Image source: Line Corp.

What: Shares of Line Corp. (ADR) (NYSE:LN) jumped 26.6% Thursday following the Tokyo-based messaging platform's strong initial public offering on the New York Stock Exchange.

So what: Line announced pricing for its IPO on Monday, saying it would offer 35 million shares of common stock, consisting of 22 million shares of common stock in the form of American Depositary Shares (ADSs) at a price of $32.84 per ADS, and 13 million shares on the Tokyo stock exchange. But shares skyrocketed shortly after the market opened here in the U.S., rising as much as 35.5% before settling to close up 26.6%, giving the company a market capitalization of roughly $7.3 billion. Of the 14 tech IPOs held this year, that makes Line the largest.

Line's primary messaging app was launched just five years ago.
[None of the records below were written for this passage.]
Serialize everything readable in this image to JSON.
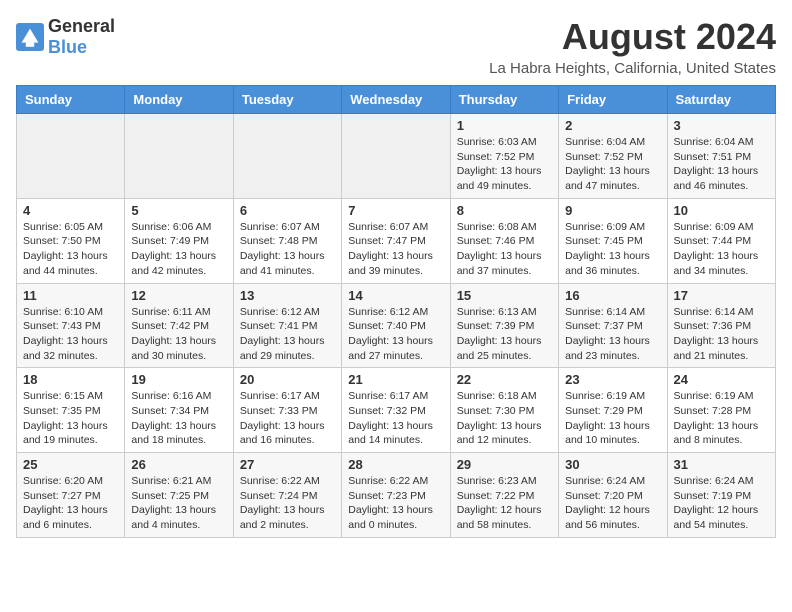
{
  "header": {
    "logo_general": "General",
    "logo_blue": "Blue",
    "month_title": "August 2024",
    "location": "La Habra Heights, California, United States"
  },
  "days_of_week": [
    "Sunday",
    "Monday",
    "Tuesday",
    "Wednesday",
    "Thursday",
    "Friday",
    "Saturday"
  ],
  "weeks": [
    [
      {
        "day": "",
        "info": ""
      },
      {
        "day": "",
        "info": ""
      },
      {
        "day": "",
        "info": ""
      },
      {
        "day": "",
        "info": ""
      },
      {
        "day": "1",
        "info": "Sunrise: 6:03 AM\nSunset: 7:52 PM\nDaylight: 13 hours\nand 49 minutes."
      },
      {
        "day": "2",
        "info": "Sunrise: 6:04 AM\nSunset: 7:52 PM\nDaylight: 13 hours\nand 47 minutes."
      },
      {
        "day": "3",
        "info": "Sunrise: 6:04 AM\nSunset: 7:51 PM\nDaylight: 13 hours\nand 46 minutes."
      }
    ],
    [
      {
        "day": "4",
        "info": "Sunrise: 6:05 AM\nSunset: 7:50 PM\nDaylight: 13 hours\nand 44 minutes."
      },
      {
        "day": "5",
        "info": "Sunrise: 6:06 AM\nSunset: 7:49 PM\nDaylight: 13 hours\nand 42 minutes."
      },
      {
        "day": "6",
        "info": "Sunrise: 6:07 AM\nSunset: 7:48 PM\nDaylight: 13 hours\nand 41 minutes."
      },
      {
        "day": "7",
        "info": "Sunrise: 6:07 AM\nSunset: 7:47 PM\nDaylight: 13 hours\nand 39 minutes."
      },
      {
        "day": "8",
        "info": "Sunrise: 6:08 AM\nSunset: 7:46 PM\nDaylight: 13 hours\nand 37 minutes."
      },
      {
        "day": "9",
        "info": "Sunrise: 6:09 AM\nSunset: 7:45 PM\nDaylight: 13 hours\nand 36 minutes."
      },
      {
        "day": "10",
        "info": "Sunrise: 6:09 AM\nSunset: 7:44 PM\nDaylight: 13 hours\nand 34 minutes."
      }
    ],
    [
      {
        "day": "11",
        "info": "Sunrise: 6:10 AM\nSunset: 7:43 PM\nDaylight: 13 hours\nand 32 minutes."
      },
      {
        "day": "12",
        "info": "Sunrise: 6:11 AM\nSunset: 7:42 PM\nDaylight: 13 hours\nand 30 minutes."
      },
      {
        "day": "13",
        "info": "Sunrise: 6:12 AM\nSunset: 7:41 PM\nDaylight: 13 hours\nand 29 minutes."
      },
      {
        "day": "14",
        "info": "Sunrise: 6:12 AM\nSunset: 7:40 PM\nDaylight: 13 hours\nand 27 minutes."
      },
      {
        "day": "15",
        "info": "Sunrise: 6:13 AM\nSunset: 7:39 PM\nDaylight: 13 hours\nand 25 minutes."
      },
      {
        "day": "16",
        "info": "Sunrise: 6:14 AM\nSunset: 7:37 PM\nDaylight: 13 hours\nand 23 minutes."
      },
      {
        "day": "17",
        "info": "Sunrise: 6:14 AM\nSunset: 7:36 PM\nDaylight: 13 hours\nand 21 minutes."
      }
    ],
    [
      {
        "day": "18",
        "info": "Sunrise: 6:15 AM\nSunset: 7:35 PM\nDaylight: 13 hours\nand 19 minutes."
      },
      {
        "day": "19",
        "info": "Sunrise: 6:16 AM\nSunset: 7:34 PM\nDaylight: 13 hours\nand 18 minutes."
      },
      {
        "day": "20",
        "info": "Sunrise: 6:17 AM\nSunset: 7:33 PM\nDaylight: 13 hours\nand 16 minutes."
      },
      {
        "day": "21",
        "info": "Sunrise: 6:17 AM\nSunset: 7:32 PM\nDaylight: 13 hours\nand 14 minutes."
      },
      {
        "day": "22",
        "info": "Sunrise: 6:18 AM\nSunset: 7:30 PM\nDaylight: 13 hours\nand 12 minutes."
      },
      {
        "day": "23",
        "info": "Sunrise: 6:19 AM\nSunset: 7:29 PM\nDaylight: 13 hours\nand 10 minutes."
      },
      {
        "day": "24",
        "info": "Sunrise: 6:19 AM\nSunset: 7:28 PM\nDaylight: 13 hours\nand 8 minutes."
      }
    ],
    [
      {
        "day": "25",
        "info": "Sunrise: 6:20 AM\nSunset: 7:27 PM\nDaylight: 13 hours\nand 6 minutes."
      },
      {
        "day": "26",
        "info": "Sunrise: 6:21 AM\nSunset: 7:25 PM\nDaylight: 13 hours\nand 4 minutes."
      },
      {
        "day": "27",
        "info": "Sunrise: 6:22 AM\nSunset: 7:24 PM\nDaylight: 13 hours\nand 2 minutes."
      },
      {
        "day": "28",
        "info": "Sunrise: 6:22 AM\nSunset: 7:23 PM\nDaylight: 13 hours\nand 0 minutes."
      },
      {
        "day": "29",
        "info": "Sunrise: 6:23 AM\nSunset: 7:22 PM\nDaylight: 12 hours\nand 58 minutes."
      },
      {
        "day": "30",
        "info": "Sunrise: 6:24 AM\nSunset: 7:20 PM\nDaylight: 12 hours\nand 56 minutes."
      },
      {
        "day": "31",
        "info": "Sunrise: 6:24 AM\nSunset: 7:19 PM\nDaylight: 12 hours\nand 54 minutes."
      }
    ]
  ]
}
But its apps have been downloaded a total of 628 million times, and as of last quarter, supported an impressive 218.4 million monthly active users, good for a 7% year-over-year increase. Within that number, 151.6 million resided in Japan, Taiwan, Thailand, and Indonesia, representing growth of 23% year over year in those four key markets.

That translated to a 21% year-over-year increase in revenue last quarter, to $303 million, of which $275 million came from the core LINE business, with roughly 35% from advertising, 35% from in-app content purchases, 22% from communication revenue, and 8% from other services and operations.
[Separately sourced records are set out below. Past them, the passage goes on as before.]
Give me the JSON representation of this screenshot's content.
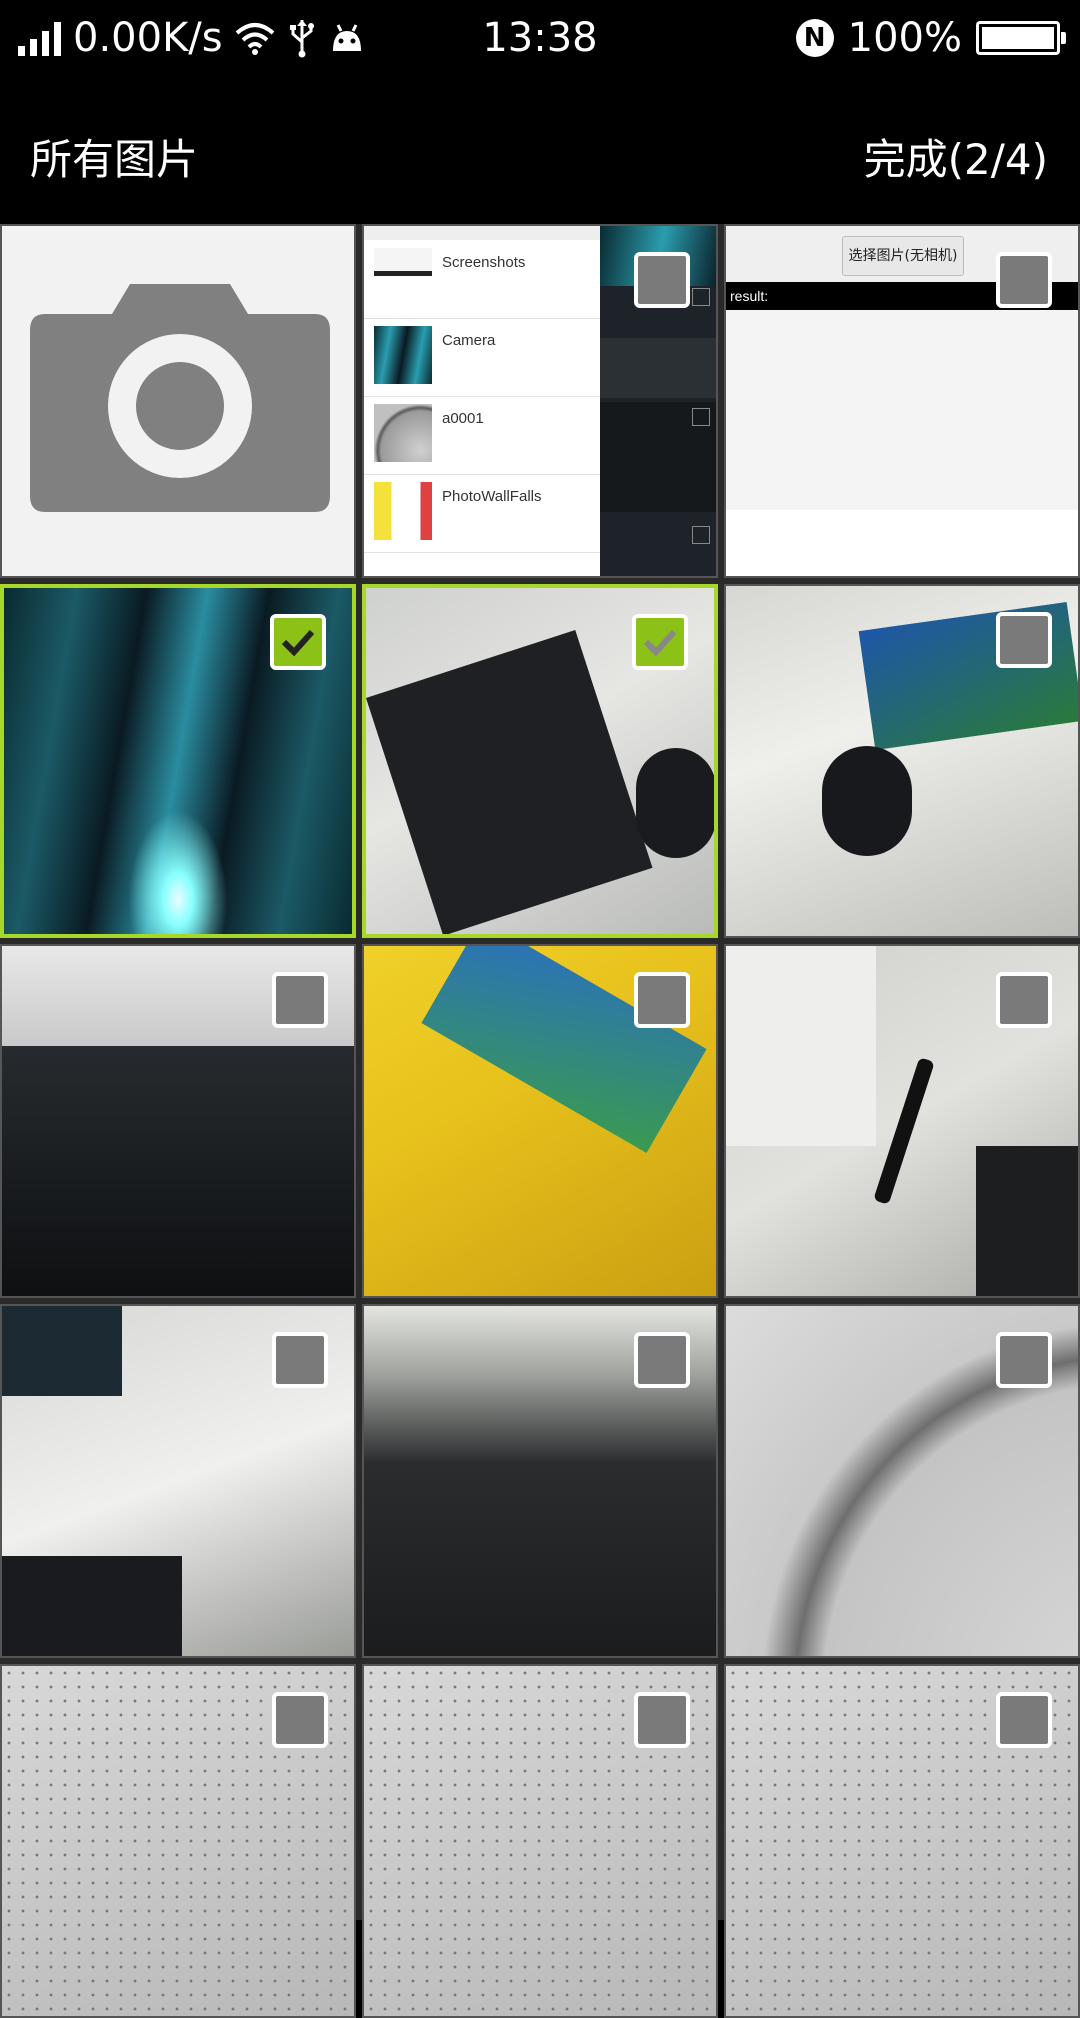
{
  "status_bar": {
    "net_speed": "0.00K/s",
    "time": "13:38",
    "battery": "100%",
    "battery_level": 1.0,
    "nfc_label": "N",
    "icons": [
      "signal-icon",
      "wifi-icon",
      "usb-icon",
      "android-debug-icon",
      "nfc-icon",
      "battery-icon"
    ]
  },
  "header": {
    "title": "所有图片",
    "done_label": "完成(2/4)"
  },
  "grid": {
    "camera_tile": {
      "icon": "camera-icon"
    },
    "album_screenshot": {
      "albums": [
        "Screenshots",
        "Camera",
        "a0001",
        "PhotoWallFalls"
      ]
    },
    "result_screenshot": {
      "button_label": "选择图片(无相机)",
      "result_label": "result:"
    },
    "photos": [
      {
        "selected": true
      },
      {
        "selected": true
      },
      {
        "selected": false
      },
      {
        "selected": false
      },
      {
        "selected": false
      },
      {
        "selected": false
      },
      {
        "selected": false
      },
      {
        "selected": false
      },
      {
        "selected": false
      },
      {
        "selected": false
      },
      {
        "selected": false
      },
      {
        "selected": false
      }
    ]
  },
  "colors": {
    "selected_border": "#a5d82b",
    "checkbox_checked": "#8cc218",
    "checkbox_unchecked": "#7a7a7a"
  }
}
Now what: Given the volatility that tends to surround these kinds of IPOs, I personally prefer to let the dust settle before I seriously consider picking up shares. Letting Line get at least another quarter under its belt as a publicly traded company can be very useful, for example, in gathering the necessary financial information to determine the sustainability of both its revenue and earnings growth.
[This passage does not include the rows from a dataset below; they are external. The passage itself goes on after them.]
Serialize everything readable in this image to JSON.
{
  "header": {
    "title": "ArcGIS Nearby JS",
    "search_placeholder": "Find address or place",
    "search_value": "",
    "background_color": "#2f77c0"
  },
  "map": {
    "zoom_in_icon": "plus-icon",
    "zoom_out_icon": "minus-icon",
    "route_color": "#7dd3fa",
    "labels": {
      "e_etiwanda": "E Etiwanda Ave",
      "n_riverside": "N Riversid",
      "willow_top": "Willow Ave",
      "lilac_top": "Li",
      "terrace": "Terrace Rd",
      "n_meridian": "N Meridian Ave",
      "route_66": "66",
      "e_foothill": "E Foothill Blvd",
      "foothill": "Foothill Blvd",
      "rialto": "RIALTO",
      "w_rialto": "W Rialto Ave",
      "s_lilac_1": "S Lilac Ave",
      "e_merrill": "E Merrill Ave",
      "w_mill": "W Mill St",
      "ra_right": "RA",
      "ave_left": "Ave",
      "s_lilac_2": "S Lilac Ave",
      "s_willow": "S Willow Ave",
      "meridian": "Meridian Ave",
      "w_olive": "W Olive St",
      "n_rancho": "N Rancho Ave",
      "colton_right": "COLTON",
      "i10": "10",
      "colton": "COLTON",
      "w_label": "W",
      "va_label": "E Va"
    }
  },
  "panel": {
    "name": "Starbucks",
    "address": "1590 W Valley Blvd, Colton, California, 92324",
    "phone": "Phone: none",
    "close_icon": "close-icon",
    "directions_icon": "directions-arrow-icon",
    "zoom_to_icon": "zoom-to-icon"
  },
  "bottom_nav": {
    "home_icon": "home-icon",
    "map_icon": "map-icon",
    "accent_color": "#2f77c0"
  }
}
Considering Line has also voiced its intention to move into other potentially lucrative niches -- including music streaming, mobile payments, and taxi hailing -- creating a sort of one-stop shop, so to speak, for mobile consumers, I think it's worth at least adding Line to your watch lists to keep tabs on its progress in the coming quarters.

This article represents the opinion of the writer, who may disagree with the “official” recommendation position of a Motley Fool premium advisory service. We’re motley! Questioning an investing thesis -- even one of our own -- helps us all think critically about investing and make decisions that help us become smarter, happier, and richer.